Supplied entries:
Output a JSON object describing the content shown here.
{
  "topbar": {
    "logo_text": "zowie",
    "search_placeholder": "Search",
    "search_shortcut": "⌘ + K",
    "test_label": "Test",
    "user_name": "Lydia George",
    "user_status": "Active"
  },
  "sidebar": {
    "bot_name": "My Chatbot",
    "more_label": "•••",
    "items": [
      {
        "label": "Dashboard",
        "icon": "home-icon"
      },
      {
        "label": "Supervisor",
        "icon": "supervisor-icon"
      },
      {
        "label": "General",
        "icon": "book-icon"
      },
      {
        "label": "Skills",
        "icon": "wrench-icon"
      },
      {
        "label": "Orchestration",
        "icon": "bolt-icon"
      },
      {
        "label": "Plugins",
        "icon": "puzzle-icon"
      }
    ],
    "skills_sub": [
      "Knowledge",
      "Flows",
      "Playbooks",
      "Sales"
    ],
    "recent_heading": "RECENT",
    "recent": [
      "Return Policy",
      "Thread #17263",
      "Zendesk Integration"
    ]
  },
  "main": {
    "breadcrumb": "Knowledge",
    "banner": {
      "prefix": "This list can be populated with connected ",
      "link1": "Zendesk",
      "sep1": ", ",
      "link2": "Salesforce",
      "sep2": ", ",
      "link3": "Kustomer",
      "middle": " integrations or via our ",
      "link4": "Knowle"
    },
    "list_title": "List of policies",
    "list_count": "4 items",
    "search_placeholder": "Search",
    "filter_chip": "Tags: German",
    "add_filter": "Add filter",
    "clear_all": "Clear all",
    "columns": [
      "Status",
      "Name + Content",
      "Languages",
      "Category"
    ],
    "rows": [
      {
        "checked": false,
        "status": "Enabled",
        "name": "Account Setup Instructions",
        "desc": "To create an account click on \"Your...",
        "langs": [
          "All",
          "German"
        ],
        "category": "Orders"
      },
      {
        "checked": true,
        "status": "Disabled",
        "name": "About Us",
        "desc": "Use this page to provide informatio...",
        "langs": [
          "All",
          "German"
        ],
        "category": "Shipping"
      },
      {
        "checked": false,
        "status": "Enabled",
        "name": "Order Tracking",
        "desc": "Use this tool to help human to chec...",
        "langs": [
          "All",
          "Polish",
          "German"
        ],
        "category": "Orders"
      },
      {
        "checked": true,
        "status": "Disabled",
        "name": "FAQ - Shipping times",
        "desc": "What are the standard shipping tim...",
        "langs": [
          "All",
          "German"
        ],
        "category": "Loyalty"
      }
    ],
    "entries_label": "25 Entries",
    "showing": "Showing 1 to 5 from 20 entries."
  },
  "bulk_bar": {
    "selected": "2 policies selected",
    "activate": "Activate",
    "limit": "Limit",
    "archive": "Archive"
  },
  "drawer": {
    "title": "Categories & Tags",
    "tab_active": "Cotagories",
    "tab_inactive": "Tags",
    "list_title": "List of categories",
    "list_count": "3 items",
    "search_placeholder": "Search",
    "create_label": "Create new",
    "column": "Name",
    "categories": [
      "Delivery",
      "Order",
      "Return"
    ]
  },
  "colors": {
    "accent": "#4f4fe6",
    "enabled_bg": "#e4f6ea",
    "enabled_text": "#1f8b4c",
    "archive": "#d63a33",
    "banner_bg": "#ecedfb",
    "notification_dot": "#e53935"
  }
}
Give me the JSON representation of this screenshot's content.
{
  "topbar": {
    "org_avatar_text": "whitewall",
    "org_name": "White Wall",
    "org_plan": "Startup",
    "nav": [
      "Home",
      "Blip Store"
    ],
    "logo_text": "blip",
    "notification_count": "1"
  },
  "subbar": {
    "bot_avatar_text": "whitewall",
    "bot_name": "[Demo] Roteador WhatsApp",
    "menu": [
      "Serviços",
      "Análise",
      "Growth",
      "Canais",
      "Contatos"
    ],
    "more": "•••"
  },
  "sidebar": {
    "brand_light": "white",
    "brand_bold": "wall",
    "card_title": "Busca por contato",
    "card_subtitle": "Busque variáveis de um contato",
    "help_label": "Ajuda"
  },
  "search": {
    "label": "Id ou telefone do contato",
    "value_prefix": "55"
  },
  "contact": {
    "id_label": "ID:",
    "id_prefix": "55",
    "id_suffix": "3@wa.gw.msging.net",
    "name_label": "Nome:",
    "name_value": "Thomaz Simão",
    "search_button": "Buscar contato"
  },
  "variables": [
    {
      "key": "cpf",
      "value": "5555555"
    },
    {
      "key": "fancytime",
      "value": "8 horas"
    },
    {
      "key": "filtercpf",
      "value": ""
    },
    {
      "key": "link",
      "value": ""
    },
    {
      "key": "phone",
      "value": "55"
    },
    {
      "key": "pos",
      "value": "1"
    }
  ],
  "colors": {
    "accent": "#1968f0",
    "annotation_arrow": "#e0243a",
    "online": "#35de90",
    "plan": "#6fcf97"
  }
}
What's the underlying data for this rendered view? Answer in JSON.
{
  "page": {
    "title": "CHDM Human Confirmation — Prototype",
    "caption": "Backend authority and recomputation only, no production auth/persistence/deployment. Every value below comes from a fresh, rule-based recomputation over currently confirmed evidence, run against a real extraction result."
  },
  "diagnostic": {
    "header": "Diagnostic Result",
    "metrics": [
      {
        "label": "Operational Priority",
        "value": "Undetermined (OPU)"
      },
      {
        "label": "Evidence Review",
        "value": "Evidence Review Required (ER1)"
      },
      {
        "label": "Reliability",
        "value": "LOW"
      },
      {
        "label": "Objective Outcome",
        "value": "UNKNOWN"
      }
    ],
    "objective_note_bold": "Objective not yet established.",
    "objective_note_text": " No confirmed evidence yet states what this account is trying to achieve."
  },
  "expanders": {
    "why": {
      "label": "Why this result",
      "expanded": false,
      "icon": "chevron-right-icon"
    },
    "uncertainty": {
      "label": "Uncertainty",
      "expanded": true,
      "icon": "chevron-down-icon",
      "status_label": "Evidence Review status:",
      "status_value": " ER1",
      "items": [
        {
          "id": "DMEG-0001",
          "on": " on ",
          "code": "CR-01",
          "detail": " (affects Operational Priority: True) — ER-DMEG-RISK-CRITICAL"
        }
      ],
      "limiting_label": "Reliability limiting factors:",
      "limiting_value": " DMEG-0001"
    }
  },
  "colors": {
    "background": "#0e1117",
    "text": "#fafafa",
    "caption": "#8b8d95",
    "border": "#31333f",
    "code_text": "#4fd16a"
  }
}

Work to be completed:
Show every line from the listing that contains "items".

Answer area:
    "items": [
    "list_count": "4 items",
    "list_count": "3 items",
      "items": [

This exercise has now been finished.